#### Task brief
What is the number of lines below that hold "title"? Answer with that number only.

(Given data Opens)

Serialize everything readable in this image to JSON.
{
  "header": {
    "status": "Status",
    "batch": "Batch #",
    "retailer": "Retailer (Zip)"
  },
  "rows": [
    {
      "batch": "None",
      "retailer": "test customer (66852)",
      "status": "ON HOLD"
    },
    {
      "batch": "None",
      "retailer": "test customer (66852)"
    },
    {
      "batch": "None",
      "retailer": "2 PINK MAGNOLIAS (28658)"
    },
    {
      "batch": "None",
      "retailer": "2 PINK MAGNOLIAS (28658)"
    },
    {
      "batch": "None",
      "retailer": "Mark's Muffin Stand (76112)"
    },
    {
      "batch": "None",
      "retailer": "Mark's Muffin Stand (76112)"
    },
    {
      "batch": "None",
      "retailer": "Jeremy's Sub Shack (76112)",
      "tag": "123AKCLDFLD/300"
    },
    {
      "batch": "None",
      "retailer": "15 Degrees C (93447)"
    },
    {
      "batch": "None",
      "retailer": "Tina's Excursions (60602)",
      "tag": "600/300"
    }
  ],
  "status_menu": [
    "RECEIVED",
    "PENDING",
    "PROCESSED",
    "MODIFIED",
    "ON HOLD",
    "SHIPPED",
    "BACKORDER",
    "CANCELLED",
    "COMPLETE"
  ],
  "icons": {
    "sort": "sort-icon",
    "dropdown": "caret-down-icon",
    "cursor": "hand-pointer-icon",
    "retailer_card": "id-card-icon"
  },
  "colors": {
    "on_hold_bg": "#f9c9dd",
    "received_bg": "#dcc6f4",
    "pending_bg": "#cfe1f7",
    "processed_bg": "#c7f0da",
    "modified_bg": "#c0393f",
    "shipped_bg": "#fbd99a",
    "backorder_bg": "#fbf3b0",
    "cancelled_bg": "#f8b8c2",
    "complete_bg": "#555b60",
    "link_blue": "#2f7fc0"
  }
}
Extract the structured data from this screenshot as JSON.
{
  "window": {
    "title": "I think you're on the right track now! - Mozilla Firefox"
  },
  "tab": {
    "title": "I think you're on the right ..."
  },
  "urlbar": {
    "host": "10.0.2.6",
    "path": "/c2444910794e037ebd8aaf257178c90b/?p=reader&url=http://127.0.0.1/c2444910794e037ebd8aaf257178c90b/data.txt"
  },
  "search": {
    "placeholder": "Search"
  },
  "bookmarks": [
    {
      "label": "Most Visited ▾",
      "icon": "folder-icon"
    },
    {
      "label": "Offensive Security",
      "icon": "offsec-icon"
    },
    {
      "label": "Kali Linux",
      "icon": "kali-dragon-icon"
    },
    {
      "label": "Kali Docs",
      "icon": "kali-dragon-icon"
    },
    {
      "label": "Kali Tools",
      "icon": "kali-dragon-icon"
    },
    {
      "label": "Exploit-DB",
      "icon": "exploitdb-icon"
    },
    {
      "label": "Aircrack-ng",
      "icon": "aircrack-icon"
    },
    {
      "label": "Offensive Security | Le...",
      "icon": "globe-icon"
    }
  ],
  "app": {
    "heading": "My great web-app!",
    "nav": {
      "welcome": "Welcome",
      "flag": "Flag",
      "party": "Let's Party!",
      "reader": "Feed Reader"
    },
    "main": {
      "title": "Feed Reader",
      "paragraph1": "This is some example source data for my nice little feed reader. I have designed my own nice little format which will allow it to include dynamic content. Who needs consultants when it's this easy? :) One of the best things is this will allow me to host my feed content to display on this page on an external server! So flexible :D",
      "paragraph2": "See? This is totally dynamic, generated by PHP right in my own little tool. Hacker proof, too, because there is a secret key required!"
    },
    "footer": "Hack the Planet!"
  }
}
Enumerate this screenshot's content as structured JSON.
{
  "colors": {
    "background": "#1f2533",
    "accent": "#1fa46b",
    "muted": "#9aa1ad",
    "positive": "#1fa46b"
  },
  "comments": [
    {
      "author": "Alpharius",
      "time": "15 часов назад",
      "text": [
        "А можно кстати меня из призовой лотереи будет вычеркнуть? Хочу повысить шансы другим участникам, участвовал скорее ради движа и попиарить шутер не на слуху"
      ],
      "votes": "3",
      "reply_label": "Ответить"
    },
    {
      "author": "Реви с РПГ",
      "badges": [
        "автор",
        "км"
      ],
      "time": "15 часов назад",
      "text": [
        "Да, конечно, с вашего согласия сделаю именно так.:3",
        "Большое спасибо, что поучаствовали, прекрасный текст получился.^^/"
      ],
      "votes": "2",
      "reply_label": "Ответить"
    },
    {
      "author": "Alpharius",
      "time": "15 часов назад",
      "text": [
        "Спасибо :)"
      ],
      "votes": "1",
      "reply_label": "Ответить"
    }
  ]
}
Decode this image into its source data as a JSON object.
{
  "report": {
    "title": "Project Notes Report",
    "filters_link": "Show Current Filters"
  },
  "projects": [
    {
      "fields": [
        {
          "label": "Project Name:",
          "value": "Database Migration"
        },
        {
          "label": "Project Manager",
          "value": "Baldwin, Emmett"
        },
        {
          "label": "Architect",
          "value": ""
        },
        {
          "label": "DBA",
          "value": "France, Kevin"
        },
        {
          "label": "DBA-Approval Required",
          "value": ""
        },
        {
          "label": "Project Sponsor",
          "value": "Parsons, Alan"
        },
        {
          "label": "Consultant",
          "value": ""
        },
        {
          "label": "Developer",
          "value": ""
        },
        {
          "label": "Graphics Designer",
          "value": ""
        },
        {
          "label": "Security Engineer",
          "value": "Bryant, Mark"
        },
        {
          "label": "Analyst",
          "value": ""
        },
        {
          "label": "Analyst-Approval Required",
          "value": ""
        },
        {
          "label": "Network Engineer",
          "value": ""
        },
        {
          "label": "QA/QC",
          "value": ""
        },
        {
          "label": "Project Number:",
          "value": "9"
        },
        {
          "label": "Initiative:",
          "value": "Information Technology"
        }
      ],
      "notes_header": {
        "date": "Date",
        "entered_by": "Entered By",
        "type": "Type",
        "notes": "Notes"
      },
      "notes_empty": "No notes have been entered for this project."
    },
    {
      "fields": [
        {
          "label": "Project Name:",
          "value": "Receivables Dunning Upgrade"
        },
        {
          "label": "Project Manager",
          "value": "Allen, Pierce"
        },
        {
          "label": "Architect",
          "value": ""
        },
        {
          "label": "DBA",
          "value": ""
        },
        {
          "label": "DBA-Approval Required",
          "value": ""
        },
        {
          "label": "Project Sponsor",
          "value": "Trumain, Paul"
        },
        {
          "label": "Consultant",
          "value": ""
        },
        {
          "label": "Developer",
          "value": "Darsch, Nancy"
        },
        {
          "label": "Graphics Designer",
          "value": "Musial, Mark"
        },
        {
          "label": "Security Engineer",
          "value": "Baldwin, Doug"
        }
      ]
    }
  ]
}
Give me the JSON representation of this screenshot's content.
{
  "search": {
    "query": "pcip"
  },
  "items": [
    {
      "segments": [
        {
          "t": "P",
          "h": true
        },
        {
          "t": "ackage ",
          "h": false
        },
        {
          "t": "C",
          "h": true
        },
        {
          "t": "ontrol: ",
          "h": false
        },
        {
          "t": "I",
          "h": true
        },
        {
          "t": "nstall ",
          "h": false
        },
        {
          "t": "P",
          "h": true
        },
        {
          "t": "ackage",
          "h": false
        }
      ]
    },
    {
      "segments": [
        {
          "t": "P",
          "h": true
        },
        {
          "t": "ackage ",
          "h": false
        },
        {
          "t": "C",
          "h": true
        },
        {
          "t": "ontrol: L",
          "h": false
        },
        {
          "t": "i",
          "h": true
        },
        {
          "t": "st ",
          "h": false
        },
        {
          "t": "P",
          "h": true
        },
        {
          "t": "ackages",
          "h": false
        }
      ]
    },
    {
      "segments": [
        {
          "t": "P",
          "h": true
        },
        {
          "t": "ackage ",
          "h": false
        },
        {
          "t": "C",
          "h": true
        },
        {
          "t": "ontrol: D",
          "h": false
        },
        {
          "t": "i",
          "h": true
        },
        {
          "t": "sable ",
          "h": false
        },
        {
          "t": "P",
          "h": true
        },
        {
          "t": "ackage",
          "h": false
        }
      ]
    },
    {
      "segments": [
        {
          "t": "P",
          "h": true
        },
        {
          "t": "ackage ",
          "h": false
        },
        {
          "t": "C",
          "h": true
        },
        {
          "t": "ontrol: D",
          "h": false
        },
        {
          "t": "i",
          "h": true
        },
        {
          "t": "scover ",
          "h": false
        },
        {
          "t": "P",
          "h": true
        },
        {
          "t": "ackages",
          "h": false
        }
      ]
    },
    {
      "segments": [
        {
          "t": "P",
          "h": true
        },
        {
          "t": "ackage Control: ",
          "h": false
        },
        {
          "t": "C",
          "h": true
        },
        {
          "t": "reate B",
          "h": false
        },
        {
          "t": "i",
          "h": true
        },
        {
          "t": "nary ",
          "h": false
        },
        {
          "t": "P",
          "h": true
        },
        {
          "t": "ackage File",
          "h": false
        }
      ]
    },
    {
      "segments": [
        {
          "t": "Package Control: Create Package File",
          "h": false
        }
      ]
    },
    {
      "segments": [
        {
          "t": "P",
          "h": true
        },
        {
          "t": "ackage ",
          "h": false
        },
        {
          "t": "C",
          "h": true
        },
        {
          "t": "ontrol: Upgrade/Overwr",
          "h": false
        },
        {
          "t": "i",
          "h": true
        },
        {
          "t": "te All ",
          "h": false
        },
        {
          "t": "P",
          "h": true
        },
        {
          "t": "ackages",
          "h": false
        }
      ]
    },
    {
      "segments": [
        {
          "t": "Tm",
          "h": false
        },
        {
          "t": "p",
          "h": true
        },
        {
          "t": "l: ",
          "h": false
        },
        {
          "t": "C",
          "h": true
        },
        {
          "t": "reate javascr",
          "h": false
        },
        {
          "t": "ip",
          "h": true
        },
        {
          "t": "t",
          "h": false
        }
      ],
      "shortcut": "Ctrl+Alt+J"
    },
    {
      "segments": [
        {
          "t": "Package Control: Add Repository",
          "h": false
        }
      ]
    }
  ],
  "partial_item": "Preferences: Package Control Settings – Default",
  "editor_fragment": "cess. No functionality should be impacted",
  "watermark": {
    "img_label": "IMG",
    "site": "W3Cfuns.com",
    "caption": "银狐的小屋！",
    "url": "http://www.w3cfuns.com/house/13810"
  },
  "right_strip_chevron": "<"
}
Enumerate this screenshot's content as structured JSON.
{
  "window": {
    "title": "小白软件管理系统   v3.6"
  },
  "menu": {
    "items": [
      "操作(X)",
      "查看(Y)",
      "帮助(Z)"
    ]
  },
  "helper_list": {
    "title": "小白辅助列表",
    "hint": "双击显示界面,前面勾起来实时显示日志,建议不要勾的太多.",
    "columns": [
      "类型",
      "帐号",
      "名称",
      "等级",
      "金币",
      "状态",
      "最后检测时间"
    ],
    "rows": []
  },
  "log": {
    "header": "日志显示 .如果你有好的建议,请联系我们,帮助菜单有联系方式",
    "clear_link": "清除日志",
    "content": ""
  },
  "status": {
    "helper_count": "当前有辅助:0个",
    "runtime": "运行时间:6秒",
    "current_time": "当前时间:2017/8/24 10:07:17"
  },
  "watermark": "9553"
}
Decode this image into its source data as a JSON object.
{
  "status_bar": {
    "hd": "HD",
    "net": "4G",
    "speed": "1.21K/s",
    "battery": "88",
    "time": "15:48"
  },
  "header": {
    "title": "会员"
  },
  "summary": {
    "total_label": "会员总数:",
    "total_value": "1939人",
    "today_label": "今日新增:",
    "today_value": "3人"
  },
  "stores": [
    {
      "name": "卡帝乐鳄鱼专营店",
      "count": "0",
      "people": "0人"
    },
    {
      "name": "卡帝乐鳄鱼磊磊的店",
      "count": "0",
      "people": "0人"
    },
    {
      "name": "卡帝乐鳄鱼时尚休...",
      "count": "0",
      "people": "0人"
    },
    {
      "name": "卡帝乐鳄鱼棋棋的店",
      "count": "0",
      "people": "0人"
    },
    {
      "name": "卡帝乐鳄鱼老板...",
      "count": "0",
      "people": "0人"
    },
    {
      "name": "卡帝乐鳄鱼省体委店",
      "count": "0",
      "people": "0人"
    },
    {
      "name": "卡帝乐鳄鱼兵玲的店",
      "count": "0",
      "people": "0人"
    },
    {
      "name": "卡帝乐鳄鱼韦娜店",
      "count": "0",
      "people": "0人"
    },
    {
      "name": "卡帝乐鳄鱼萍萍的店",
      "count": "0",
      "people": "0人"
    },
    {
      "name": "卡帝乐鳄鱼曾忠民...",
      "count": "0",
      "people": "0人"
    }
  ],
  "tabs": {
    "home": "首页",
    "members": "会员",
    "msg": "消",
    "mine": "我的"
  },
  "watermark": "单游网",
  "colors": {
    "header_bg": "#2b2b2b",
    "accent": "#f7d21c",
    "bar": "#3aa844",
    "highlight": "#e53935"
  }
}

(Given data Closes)

#### Expected answer
7